[[ Provided entries, beginning ]]

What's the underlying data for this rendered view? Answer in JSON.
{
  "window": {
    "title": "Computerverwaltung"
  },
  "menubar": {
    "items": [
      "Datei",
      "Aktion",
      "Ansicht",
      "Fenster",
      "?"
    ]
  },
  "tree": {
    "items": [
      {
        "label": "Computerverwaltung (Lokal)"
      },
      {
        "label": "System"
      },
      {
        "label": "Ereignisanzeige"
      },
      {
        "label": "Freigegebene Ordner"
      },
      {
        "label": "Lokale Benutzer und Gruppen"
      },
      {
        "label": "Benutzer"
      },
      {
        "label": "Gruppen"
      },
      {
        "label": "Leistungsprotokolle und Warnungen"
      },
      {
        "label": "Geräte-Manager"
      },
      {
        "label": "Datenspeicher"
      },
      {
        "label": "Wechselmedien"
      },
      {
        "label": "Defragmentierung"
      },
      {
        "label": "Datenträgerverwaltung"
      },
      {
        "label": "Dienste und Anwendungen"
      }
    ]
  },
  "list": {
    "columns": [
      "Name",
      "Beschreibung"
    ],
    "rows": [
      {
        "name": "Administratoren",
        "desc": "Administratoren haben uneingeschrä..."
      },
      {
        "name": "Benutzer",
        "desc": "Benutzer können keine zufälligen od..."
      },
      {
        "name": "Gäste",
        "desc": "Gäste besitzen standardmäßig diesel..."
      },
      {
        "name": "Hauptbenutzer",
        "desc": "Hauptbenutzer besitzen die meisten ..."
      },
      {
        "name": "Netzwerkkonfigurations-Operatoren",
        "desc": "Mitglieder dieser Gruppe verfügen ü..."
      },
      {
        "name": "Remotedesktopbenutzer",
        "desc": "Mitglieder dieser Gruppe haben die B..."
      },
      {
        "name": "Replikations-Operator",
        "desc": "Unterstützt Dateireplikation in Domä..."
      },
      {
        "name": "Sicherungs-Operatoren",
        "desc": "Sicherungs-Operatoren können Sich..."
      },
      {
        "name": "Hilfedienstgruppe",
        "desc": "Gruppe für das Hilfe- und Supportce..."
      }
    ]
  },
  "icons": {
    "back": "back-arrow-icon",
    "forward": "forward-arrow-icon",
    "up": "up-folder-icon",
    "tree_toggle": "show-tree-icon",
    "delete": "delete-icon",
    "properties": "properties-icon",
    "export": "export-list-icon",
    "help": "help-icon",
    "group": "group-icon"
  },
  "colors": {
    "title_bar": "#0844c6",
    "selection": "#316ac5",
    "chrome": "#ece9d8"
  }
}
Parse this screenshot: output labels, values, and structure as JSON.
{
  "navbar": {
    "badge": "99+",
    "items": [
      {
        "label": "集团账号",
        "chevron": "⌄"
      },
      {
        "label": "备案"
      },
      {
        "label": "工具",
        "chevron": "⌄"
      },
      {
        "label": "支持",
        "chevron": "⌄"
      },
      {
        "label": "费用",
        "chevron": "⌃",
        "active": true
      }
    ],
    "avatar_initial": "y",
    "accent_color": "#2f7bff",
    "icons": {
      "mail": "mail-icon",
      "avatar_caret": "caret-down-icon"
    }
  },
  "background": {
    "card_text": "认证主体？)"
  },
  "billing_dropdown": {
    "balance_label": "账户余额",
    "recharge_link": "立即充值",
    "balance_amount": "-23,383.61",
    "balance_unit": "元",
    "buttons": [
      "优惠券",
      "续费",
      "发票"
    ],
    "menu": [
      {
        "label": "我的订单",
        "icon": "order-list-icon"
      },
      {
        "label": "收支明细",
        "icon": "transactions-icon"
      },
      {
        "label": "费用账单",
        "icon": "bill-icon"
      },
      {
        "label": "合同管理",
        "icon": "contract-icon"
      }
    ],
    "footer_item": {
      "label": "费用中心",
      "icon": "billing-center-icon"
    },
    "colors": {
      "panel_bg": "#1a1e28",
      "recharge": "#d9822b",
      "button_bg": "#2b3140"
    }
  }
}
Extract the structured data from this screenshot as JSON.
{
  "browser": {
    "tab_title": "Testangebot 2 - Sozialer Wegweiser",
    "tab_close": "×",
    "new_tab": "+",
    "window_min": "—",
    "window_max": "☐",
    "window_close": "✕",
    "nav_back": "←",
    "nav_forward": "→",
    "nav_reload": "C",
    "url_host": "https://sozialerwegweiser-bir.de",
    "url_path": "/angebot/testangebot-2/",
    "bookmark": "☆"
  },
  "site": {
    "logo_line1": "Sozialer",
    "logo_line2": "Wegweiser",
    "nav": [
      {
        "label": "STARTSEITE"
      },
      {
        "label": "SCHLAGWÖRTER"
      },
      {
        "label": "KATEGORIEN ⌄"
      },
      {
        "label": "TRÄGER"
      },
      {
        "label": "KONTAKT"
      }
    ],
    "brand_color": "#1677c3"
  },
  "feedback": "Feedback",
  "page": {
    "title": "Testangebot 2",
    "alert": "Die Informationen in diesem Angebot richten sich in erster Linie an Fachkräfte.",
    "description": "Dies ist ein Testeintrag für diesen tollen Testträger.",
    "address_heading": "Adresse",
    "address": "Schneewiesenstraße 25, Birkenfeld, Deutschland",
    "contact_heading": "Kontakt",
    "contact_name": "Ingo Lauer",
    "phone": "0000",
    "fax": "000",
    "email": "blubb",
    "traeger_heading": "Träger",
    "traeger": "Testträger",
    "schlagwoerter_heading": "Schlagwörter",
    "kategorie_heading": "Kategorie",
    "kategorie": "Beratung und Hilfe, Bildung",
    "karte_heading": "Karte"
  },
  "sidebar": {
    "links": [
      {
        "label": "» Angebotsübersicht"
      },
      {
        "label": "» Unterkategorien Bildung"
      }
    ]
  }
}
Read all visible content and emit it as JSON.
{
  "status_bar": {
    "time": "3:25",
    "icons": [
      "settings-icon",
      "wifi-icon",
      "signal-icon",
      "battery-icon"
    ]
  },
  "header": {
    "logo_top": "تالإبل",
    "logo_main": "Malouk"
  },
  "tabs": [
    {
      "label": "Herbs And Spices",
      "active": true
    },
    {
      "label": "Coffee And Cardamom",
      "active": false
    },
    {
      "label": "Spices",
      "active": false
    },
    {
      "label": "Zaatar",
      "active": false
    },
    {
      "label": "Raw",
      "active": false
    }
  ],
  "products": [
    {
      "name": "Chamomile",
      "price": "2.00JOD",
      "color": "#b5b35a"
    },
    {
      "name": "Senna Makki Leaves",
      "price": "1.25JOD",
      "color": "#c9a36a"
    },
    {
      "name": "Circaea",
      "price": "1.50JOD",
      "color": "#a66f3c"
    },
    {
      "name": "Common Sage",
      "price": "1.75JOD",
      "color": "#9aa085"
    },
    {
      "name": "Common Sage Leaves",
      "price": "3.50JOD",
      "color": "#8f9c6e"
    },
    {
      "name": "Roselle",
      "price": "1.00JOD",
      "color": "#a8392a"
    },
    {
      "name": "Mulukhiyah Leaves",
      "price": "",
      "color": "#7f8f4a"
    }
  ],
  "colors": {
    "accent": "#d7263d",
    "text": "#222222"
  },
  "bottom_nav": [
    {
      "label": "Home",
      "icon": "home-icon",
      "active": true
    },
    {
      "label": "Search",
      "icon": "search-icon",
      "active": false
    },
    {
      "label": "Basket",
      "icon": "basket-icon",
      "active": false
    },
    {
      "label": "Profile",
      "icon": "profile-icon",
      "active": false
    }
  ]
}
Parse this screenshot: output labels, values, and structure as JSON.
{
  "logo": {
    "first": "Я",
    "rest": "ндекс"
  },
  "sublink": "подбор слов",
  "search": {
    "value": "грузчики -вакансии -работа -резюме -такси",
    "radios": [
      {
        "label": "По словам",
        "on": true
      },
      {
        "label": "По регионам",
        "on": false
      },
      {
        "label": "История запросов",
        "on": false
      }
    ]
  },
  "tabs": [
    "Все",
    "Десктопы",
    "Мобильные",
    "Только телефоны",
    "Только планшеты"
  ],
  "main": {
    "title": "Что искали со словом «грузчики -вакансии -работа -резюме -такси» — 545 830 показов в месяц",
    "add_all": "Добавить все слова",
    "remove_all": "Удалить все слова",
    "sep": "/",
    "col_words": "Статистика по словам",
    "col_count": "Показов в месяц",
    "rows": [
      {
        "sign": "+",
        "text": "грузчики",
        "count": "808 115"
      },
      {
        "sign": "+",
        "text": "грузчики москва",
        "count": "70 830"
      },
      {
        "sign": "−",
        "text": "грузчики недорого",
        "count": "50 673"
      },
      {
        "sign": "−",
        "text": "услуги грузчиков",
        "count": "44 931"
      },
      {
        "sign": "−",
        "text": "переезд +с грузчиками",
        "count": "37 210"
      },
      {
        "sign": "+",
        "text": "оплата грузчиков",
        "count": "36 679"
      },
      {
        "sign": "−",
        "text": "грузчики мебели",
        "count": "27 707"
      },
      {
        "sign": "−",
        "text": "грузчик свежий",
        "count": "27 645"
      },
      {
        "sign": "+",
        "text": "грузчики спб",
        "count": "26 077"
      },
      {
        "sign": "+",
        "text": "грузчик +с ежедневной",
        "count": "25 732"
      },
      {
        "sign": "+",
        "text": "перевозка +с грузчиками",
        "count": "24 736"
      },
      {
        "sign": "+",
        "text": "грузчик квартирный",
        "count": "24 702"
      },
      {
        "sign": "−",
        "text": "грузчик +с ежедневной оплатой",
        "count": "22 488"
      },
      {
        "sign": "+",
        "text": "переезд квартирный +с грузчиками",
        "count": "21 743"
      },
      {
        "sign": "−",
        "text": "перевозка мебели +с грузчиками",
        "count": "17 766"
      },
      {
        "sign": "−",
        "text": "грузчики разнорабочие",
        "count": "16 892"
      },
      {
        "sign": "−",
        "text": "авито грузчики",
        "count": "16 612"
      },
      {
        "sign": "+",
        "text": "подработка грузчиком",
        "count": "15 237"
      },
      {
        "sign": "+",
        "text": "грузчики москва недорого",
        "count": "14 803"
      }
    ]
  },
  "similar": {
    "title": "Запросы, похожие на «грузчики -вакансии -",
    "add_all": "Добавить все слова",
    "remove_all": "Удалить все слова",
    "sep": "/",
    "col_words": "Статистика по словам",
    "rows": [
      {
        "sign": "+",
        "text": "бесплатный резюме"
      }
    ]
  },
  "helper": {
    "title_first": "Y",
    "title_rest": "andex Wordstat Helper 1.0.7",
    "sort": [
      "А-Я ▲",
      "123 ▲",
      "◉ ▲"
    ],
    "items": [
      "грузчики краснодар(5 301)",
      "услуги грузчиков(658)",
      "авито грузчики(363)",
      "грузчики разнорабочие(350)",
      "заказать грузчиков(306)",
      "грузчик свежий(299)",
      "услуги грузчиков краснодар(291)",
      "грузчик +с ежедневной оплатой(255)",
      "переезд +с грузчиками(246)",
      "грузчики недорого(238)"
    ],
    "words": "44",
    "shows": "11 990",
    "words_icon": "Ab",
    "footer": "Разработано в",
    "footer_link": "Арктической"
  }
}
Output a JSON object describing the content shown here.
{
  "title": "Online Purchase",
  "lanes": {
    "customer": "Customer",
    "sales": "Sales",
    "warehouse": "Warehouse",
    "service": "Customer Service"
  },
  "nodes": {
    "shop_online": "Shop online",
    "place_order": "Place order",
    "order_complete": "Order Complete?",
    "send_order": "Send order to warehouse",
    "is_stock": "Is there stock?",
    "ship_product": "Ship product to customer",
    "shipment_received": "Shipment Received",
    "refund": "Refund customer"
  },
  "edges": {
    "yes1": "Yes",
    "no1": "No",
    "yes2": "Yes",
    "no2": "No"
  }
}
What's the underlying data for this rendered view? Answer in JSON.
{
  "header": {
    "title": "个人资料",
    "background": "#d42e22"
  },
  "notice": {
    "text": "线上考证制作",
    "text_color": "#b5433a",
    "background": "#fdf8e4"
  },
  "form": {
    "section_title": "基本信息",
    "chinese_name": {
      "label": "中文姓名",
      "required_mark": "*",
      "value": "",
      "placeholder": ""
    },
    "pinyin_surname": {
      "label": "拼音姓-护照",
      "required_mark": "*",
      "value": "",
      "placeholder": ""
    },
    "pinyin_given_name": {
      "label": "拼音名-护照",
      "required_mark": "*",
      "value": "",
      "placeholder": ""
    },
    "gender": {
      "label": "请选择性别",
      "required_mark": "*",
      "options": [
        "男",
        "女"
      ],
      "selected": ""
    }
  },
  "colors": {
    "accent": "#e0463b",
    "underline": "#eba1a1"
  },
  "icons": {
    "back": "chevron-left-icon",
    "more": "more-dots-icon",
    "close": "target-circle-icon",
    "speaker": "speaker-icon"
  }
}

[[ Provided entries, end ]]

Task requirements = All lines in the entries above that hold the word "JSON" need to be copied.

Answer for the task =
What's the underlying data for this rendered view? Answer in JSON.
Parse this screenshot: output labels, values, and structure as JSON.
Extract the structured data from this screenshot as JSON.
Read all visible content and emit it as JSON.
Parse this screenshot: output labels, values, and structure as JSON.
Output a JSON object describing the content shown here.
What's the underlying data for this rendered view? Answer in JSON.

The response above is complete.